With the benefit of hindsight, looking back today to the premiere on the 5th of June 2005 on the roof of the Museum Abteiberg in Mönchengladbach, a further completely different factor seems meaningful and essential for the work (or my understanding of it): the external circumstances of the performance in the open air of “aus der Dampfzeit” wanted to show up the moodiness of life, the abundance of available possibilities and approaches, maybe even that which can only imperfectly be described by the word fate. On the 5th of June 2005, strong winds, rain and other forms of inclemency presented the artist and all involved with huge problems. It was as if the underlying thematic of “aus der Dampfzeit” so to speak manifested itself in just these weatherdetermined problems, in order to be able to realise a performance which was appropriate to the score and the intentions of the artist. In this way was/is “aus der Dampfzeit” literally a living art work. Every further performance will and must be different. Because that’s how life is.

Because there’s no recipe for life.


Brain-child Pot
Dieter Ronte, 2002

Some people say that her texts are chaotic, poetic or unclear. Other think her actions have a strong social impetus, that she does social work, so to speak, in an aesthetic field. Others, in turn, think you can't exhibit more than yourself - the artist as a self-exhibitor, as it were, a positive exhibitionist. All of the above may be true. Yukako Ando’s art is egocentric, is I-related, yet it has something of everything. What she never is, is indifferent. She is always engaged.
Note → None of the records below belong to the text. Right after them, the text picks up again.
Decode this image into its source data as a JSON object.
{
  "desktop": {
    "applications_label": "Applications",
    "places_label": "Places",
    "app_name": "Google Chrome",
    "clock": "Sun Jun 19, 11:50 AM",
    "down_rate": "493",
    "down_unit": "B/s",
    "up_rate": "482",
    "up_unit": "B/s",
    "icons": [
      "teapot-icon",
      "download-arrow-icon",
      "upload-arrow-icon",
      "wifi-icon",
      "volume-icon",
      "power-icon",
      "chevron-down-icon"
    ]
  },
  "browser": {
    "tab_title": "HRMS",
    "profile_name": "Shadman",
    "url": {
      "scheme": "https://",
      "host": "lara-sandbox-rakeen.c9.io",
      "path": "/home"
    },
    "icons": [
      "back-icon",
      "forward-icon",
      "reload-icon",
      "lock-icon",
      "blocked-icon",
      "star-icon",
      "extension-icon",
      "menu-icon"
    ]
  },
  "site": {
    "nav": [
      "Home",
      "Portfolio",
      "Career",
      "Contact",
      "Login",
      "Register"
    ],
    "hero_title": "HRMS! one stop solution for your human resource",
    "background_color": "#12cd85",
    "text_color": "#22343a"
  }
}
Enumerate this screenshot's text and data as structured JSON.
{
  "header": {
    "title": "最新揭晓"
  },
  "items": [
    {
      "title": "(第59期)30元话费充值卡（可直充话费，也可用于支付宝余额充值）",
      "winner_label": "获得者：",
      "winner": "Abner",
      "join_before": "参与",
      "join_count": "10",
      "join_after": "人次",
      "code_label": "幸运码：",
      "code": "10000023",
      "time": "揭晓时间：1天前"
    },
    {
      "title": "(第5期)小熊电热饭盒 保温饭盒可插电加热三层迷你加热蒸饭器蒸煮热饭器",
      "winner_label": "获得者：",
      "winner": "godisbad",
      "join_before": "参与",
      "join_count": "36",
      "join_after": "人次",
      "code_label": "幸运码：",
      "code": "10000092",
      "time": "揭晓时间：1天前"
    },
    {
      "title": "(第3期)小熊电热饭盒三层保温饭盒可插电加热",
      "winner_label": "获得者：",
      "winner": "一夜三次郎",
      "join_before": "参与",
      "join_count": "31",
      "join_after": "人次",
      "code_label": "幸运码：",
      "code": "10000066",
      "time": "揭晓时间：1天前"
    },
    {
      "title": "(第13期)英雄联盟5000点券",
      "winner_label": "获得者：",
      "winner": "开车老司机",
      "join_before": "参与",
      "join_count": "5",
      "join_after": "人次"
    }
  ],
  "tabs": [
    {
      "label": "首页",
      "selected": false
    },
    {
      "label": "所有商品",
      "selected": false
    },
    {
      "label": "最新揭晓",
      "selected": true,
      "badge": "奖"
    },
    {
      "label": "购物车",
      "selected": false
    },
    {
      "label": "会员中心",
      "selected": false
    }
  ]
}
“How would it be if the world were like the fantasy of painted pictures? Then we would paint even more colorfully and more beautifully! ... In theory it should work, but... !?!?!?!?!?!?!?”

This sentence taken from her newest project, Inside Wall, hits the precise point of all her works. How would it be if the world were like the fantasy of pictures, if the world would correspond to these plans? Her contribution to the visual arts lies exactly within this conflict between utopia, self-knowledge and reality.
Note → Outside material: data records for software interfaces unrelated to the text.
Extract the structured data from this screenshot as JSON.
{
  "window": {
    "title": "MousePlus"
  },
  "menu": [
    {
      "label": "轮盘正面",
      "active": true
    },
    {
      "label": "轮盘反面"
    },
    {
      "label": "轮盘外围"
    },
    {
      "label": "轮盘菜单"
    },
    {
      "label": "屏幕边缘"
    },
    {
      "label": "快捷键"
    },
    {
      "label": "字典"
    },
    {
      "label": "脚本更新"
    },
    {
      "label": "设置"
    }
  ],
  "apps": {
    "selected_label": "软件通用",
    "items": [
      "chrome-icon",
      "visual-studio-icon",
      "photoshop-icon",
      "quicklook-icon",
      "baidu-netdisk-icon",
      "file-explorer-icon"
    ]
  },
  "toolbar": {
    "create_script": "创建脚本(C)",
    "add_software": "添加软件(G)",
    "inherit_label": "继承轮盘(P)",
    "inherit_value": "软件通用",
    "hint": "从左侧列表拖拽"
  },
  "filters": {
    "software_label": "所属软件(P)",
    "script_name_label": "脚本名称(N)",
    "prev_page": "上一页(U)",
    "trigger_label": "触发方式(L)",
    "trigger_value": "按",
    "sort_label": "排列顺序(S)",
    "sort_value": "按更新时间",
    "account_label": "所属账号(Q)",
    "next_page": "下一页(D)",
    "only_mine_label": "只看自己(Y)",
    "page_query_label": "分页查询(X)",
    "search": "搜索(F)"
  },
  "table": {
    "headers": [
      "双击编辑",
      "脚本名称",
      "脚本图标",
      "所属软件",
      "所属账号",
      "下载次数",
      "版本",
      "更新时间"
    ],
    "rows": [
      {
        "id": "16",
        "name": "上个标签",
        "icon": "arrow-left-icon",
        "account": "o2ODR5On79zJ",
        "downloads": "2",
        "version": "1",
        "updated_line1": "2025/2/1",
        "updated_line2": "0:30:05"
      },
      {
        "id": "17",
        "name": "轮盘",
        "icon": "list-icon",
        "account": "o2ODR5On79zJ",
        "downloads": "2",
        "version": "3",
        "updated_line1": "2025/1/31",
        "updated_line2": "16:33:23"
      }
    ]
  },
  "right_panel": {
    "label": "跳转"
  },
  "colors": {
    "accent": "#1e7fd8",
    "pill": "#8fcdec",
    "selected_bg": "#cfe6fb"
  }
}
In Brain-child Pot she cooks a theoretical recipe for life, a plat du jour that is meant to be appetizingly prepared. Yet every day as a cook, she searches for a better taste. For her the kitchen is there, the ingredients inside her, yet she still doesn’t know how to finish the meal. The cooking utensils are topsy-turvy. As an artist and a cook Yukako Ando juggles.
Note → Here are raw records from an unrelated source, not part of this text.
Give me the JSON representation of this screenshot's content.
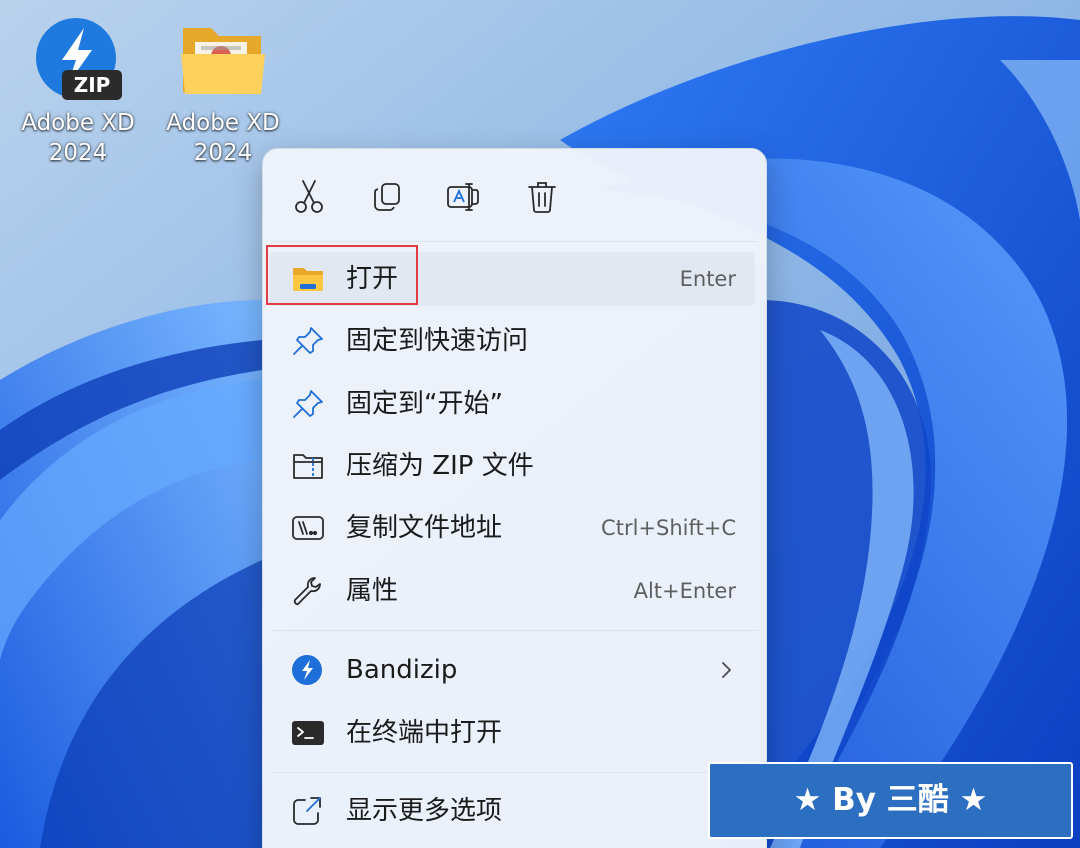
{
  "desktop": {
    "icons": [
      {
        "label": "Adobe XD\n2024",
        "icon": "bandizip-zip-icon"
      },
      {
        "label": "Adobe XD\n2024",
        "icon": "folder-icon"
      }
    ],
    "zip_icon_text": "ZIP"
  },
  "context_menu": {
    "toolbar": [
      {
        "name": "cut",
        "icon": "scissors-icon"
      },
      {
        "name": "copy",
        "icon": "copy-icon"
      },
      {
        "name": "rename",
        "icon": "rename-icon"
      },
      {
        "name": "delete",
        "icon": "trash-icon"
      }
    ],
    "items": [
      {
        "label": "打开",
        "shortcut": "Enter",
        "icon": "folder-open-icon"
      },
      {
        "label": "固定到快速访问",
        "shortcut": "",
        "icon": "pin-icon"
      },
      {
        "label": "固定到“开始”",
        "shortcut": "",
        "icon": "pin-icon"
      },
      {
        "label": "压缩为 ZIP 文件",
        "shortcut": "",
        "icon": "zip-folder-icon"
      },
      {
        "label": "复制文件地址",
        "shortcut": "Ctrl+Shift+C",
        "icon": "copy-path-icon"
      },
      {
        "label": "属性",
        "shortcut": "Alt+Enter",
        "icon": "wrench-icon"
      },
      {
        "label": "Bandizip",
        "shortcut": "",
        "icon": "bandizip-icon"
      },
      {
        "label": "在终端中打开",
        "shortcut": "",
        "icon": "terminal-icon"
      },
      {
        "label": "显示更多选项",
        "shortcut": "",
        "icon": "external-link-icon"
      }
    ]
  },
  "watermark": {
    "text": "★ By 三酷 ★"
  },
  "colors": {
    "accent": "#1e6fd9",
    "highlight_border": "#e33b44",
    "badge_bg": "#2c6fc0",
    "menu_bg": "#eef3fa"
  }
}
As in all her other works, there is a strong sociological component. The issue with Yukako Ando is not scientific research but aesthetic engagement, setting up models, happenings and performances. These actions, which can be experienced in videos or in actual installations, shift between earnestness and gaiety, between the helpless and the masterful. And always she changes our view of the everyday. The feelings of the viewers are incorporated. In a way that goes unremarked, the recipient of these works is made a co-actor.